Only lines containing "Easily" are wanted from the data below. Copy those lines.

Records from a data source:

================================

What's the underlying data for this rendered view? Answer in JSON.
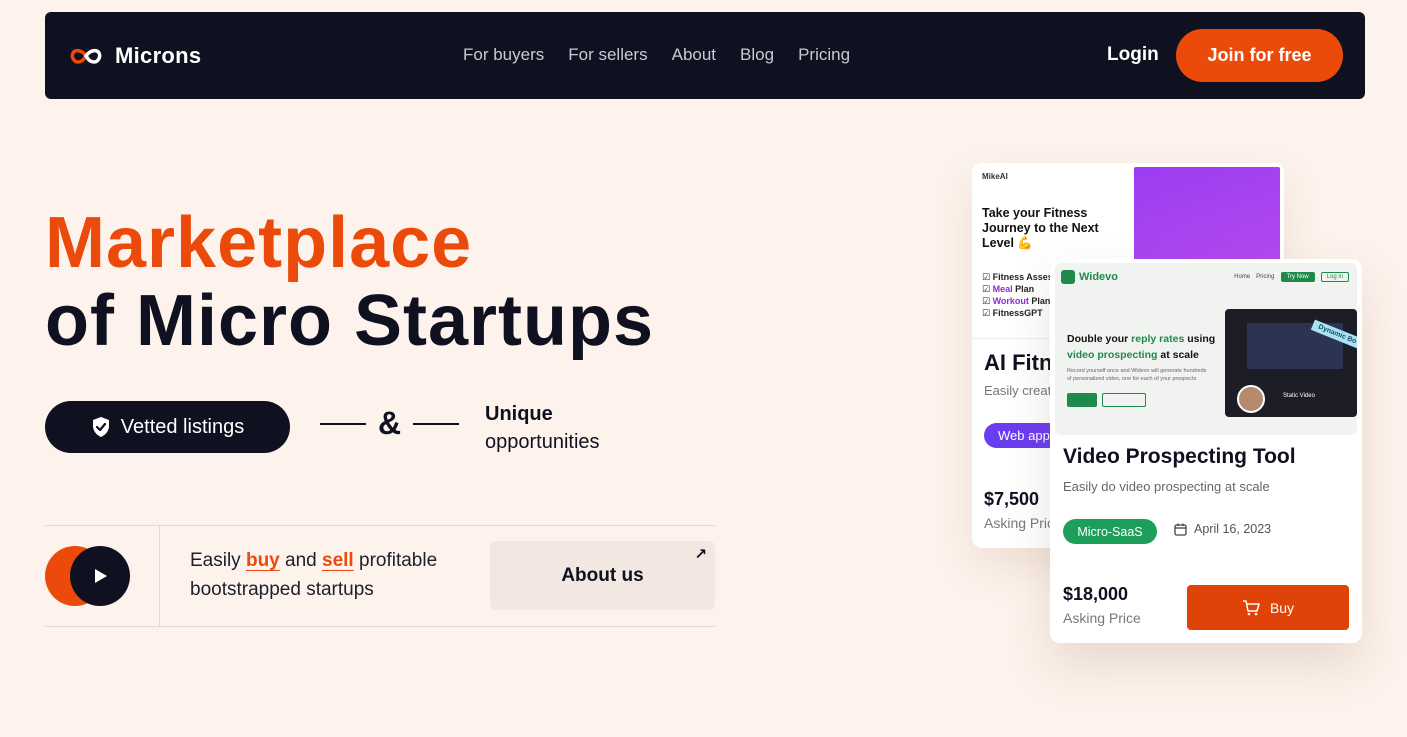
{
  "nav": {
    "brand": "Microns",
    "links": [
      "For buyers",
      "For sellers",
      "About",
      "Blog",
      "Pricing"
    ],
    "login": "Login",
    "join": "Join for free"
  },
  "hero": {
    "title_line1": "Marketplace",
    "title_line2": "of Micro Startups",
    "vetted": "Vetted listings",
    "amp": "&",
    "unique_bold": "Unique",
    "unique_rest": "opportunities",
    "tagline": {
      "pre": "Easily ",
      "buy": "buy",
      "and": " and ",
      "sell": "sell",
      "post": " profitable bootstrapped startups"
    },
    "about": "About us"
  },
  "card_back": {
    "brand": "MikeAI",
    "headline": "Take your Fitness Journey to the Next Level 💪",
    "features": [
      {
        "accent": "",
        "text": "Fitness Assessment",
        "lead": "Fitness "
      },
      {
        "accent": "Meal",
        "text": " Plan"
      },
      {
        "accent": "Workout",
        "text": " Plan"
      },
      {
        "accent": "",
        "text": "FitnessGPT"
      }
    ],
    "title": "AI Fitness Coach",
    "subtitle": "Easily create a fitness plan",
    "category": "Web app",
    "price": "$7,500",
    "asking": "Asking Price"
  },
  "card_front": {
    "brand": "Widevo",
    "nav_home": "Home",
    "nav_pricing": "Pricing",
    "nav_try": "Try Now",
    "nav_login": "Log in",
    "shot_headline_pre": "Double your ",
    "shot_headline_accent1": "reply rates",
    "shot_headline_mid": " using ",
    "shot_headline_accent2": "video prospecting",
    "shot_headline_post": " at scale",
    "shot_small": "Record yourself once and Widevo will generate hundreds of personalized video, one for each of your prospects",
    "static_video": "Static Video",
    "dynamic_badge": "Dynamic Bo",
    "title": "Video Prospecting Tool",
    "subtitle": "Easily do video prospecting at scale",
    "category": "Micro-SaaS",
    "date": "April 16, 2023",
    "price": "$18,000",
    "asking": "Asking Price",
    "buy": "Buy"
  },
  "colors": {
    "accent": "#ec4a0a",
    "dark": "#0f1020",
    "bg": "#fdf3ec",
    "green": "#1e9e5b",
    "purple": "#6a3df0"
  }
}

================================

Completed task —
      "pre": "Easily ",
    "subtitle": "Easily create a fitness plan",
    "subtitle": "Easily do video prospecting at scale",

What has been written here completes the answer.